- Activity -
From the data below, copy each line that includes the word "Traffic".

(Data extracted from a collection)
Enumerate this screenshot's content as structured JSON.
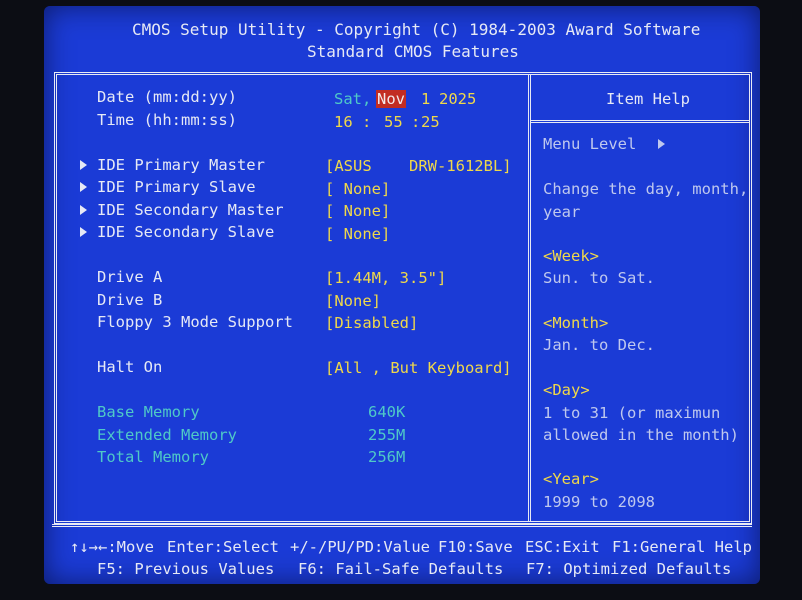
{
  "header": {
    "line1": "CMOS Setup Utility - Copyright (C) 1984-2003 Award Software",
    "line2": "Standard CMOS Features"
  },
  "datetime": {
    "date_label": "Date (mm:dd:yy)",
    "time_label": "Time (hh:mm:ss)",
    "weekday": "Sat,",
    "month": "Nov",
    "day": "1",
    "year": "2025",
    "hour": "16",
    "minute": "55",
    "second": "25",
    "sep": ":"
  },
  "ide": [
    {
      "label": "IDE Primary Master",
      "value": "[ASUS    DRW-1612BL]"
    },
    {
      "label": "IDE Primary Slave",
      "value": "[ None]"
    },
    {
      "label": "IDE Secondary Master",
      "value": "[ None]"
    },
    {
      "label": "IDE Secondary Slave",
      "value": "[ None]"
    }
  ],
  "drives": [
    {
      "label": "Drive A",
      "value": "[1.44M, 3.5\"]"
    },
    {
      "label": "Drive B",
      "value": "[None]"
    },
    {
      "label": "Floppy 3 Mode Support",
      "value": "[Disabled]"
    }
  ],
  "halt": {
    "label": "Halt On",
    "value": "[All , But Keyboard]"
  },
  "memory": [
    {
      "label": "Base Memory",
      "value": "640K"
    },
    {
      "label": "Extended Memory",
      "value": "255M"
    },
    {
      "label": "Total Memory",
      "value": "256M"
    }
  ],
  "help": {
    "title": "Item Help",
    "menu_level": "Menu Level",
    "desc1": "Change the day, month,",
    "desc2": "year",
    "week_head": "<Week>",
    "week_body": "Sun. to Sat.",
    "month_head": "<Month>",
    "month_body": "Jan. to Dec.",
    "day_head": "<Day>",
    "day_body1": "1 to 31 (or maximun",
    "day_body2": "allowed in the month)",
    "year_head": "<Year>",
    "year_body": "1999 to 2098"
  },
  "footer": {
    "row1": [
      "↑↓→←:Move",
      "Enter:Select",
      "+/-/PU/PD:Value",
      "F10:Save",
      "ESC:Exit",
      "F1:General Help"
    ],
    "row2": [
      "F5: Previous Values",
      "F6: Fail-Safe Defaults",
      "F7: Optimized Defaults"
    ]
  },
  "colors": {
    "background": "#1b3bd6",
    "value_yellow": "#f0d84a",
    "memory_cyan": "#4fc9c7",
    "highlight_red": "#c22c22"
  }
}
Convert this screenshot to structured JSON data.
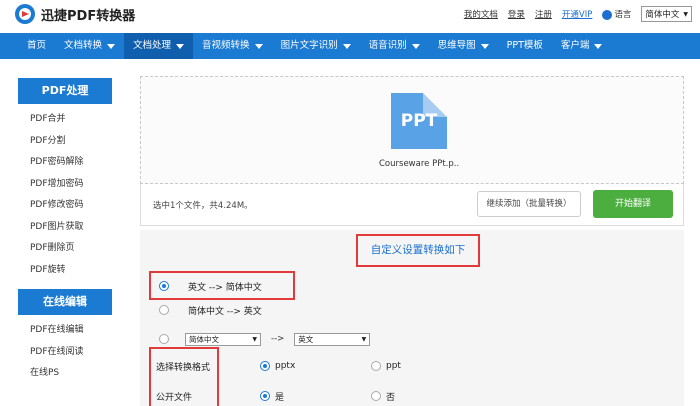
{
  "header": {
    "brand": "迅捷PDF转换器",
    "links": [
      "我的文档",
      "登录",
      "注册"
    ],
    "vip": "开通VIP",
    "lang_label": "语言",
    "lang_value": "简体中文"
  },
  "nav": {
    "items": [
      {
        "label": "首页",
        "dropdown": false,
        "active": false
      },
      {
        "label": "文档转换",
        "dropdown": true,
        "active": false
      },
      {
        "label": "文档处理",
        "dropdown": true,
        "active": true
      },
      {
        "label": "音视频转换",
        "dropdown": true,
        "active": false
      },
      {
        "label": "图片文字识别",
        "dropdown": true,
        "active": false
      },
      {
        "label": "语音识别",
        "dropdown": true,
        "active": false
      },
      {
        "label": "思维导图",
        "dropdown": true,
        "active": false
      },
      {
        "label": "PPT模板",
        "dropdown": false,
        "active": false
      },
      {
        "label": "客户端",
        "dropdown": true,
        "active": false
      }
    ]
  },
  "sidebar": {
    "section1": {
      "title": "PDF处理",
      "items": [
        "PDF合并",
        "PDF分割",
        "PDF密码解除",
        "PDF增加密码",
        "PDF修改密码",
        "PDF图片获取",
        "PDF删除页",
        "PDF旋转"
      ]
    },
    "section2": {
      "title": "在线编辑",
      "items": [
        "PDF在线编辑",
        "PDF在线阅读",
        "在线PS"
      ]
    }
  },
  "upload": {
    "icon_text": "PPT",
    "file_name": "Courseware PPt.p...",
    "info": "选中1个文件，共4.24M。",
    "add_button": "继续添加（批量转换）",
    "start_button": "开始翻译"
  },
  "settings": {
    "title": "自定义设置转换如下",
    "option1": "英文 --> 简体中文",
    "option2": "简体中文 --> 英文",
    "custom_from": "简体中文",
    "custom_arrow": "-->",
    "custom_to": "英文",
    "format_label": "选择转换格式",
    "format_opt1": "pptx",
    "format_opt2": "ppt",
    "public_label": "公开文件",
    "public_yes": "是",
    "public_no": "否"
  },
  "colors": {
    "brand_blue": "#1b7ad1",
    "start_green": "#4cae3e",
    "highlight_red": "#e03a3a"
  }
}
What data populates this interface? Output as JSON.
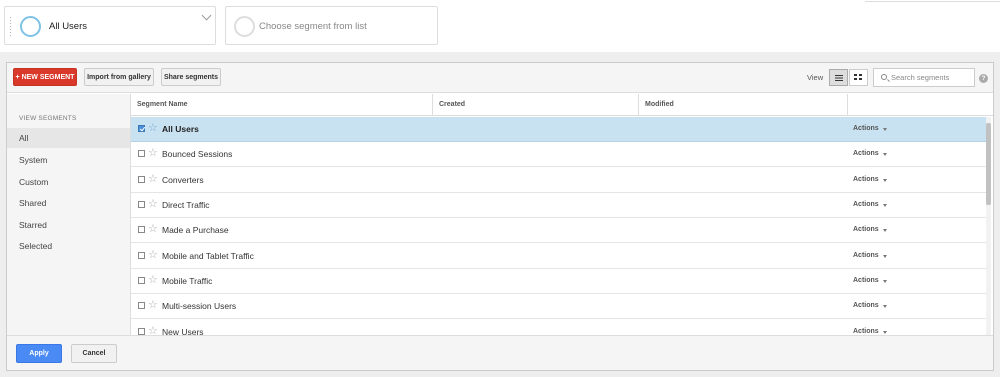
{
  "segment_bar": {
    "active_segment": "All Users",
    "empty_slot_placeholder": "Choose segment from list"
  },
  "toolbar": {
    "new_segment_label": "+ NEW SEGMENT",
    "import_label": "Import from gallery",
    "share_label": "Share segments",
    "view_label": "View",
    "view_mode": "list",
    "search_placeholder": "Search segments",
    "help_label": "?"
  },
  "sidebar": {
    "header": "VIEW SEGMENTS",
    "selected_index": 0,
    "items": [
      "All",
      "System",
      "Custom",
      "Shared",
      "Starred",
      "Selected"
    ]
  },
  "table": {
    "columns": [
      "Segment Name",
      "Created",
      "Modified"
    ],
    "rows": [
      {
        "name": "All Users",
        "checked": true,
        "selected": true,
        "created": "",
        "modified": "",
        "actions": "Actions"
      },
      {
        "name": "Bounced Sessions",
        "checked": false,
        "selected": false,
        "created": "",
        "modified": "",
        "actions": "Actions"
      },
      {
        "name": "Converters",
        "checked": false,
        "selected": false,
        "created": "",
        "modified": "",
        "actions": "Actions"
      },
      {
        "name": "Direct Traffic",
        "checked": false,
        "selected": false,
        "created": "",
        "modified": "",
        "actions": "Actions"
      },
      {
        "name": "Made a Purchase",
        "checked": false,
        "selected": false,
        "created": "",
        "modified": "",
        "actions": "Actions"
      },
      {
        "name": "Mobile and Tablet Traffic",
        "checked": false,
        "selected": false,
        "created": "",
        "modified": "",
        "actions": "Actions"
      },
      {
        "name": "Mobile Traffic",
        "checked": false,
        "selected": false,
        "created": "",
        "modified": "",
        "actions": "Actions"
      },
      {
        "name": "Multi-session Users",
        "checked": false,
        "selected": false,
        "created": "",
        "modified": "",
        "actions": "Actions"
      },
      {
        "name": "New Users",
        "checked": false,
        "selected": false,
        "created": "",
        "modified": "",
        "actions": "Actions"
      }
    ]
  },
  "footer": {
    "apply_label": "Apply",
    "cancel_label": "Cancel"
  },
  "colors": {
    "new_segment": "#d9392b",
    "apply": "#4a8af4",
    "selected_row": "#c8e2f2",
    "segment_ring": "#7fc2e6"
  }
}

- The completed task -
        "name": "Direct Traffic",
        "name": "Mobile and Tablet Traffic",
        "name": "Mobile Traffic",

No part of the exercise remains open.